▶ WHAT YOU ARE ASKED TO DO: Search the material for "Provider" and copy each line in which it is found.

▶ TASK MATERIAL:
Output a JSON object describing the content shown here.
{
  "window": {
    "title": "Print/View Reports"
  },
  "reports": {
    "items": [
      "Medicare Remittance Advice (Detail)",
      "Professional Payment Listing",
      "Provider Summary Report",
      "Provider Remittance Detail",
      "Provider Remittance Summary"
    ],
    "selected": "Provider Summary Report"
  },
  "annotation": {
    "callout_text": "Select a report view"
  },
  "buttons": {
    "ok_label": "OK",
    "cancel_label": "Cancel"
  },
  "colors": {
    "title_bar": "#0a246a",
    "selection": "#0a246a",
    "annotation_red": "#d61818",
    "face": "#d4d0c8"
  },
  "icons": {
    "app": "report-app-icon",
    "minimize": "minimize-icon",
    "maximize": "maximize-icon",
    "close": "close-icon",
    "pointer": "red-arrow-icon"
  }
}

▶ ANSWER TO THE EXERCISE:
      "Provider Summary Report",
      "Provider Remittance Detail",
      "Provider Remittance Summary"
    "selected": "Provider Summary Report"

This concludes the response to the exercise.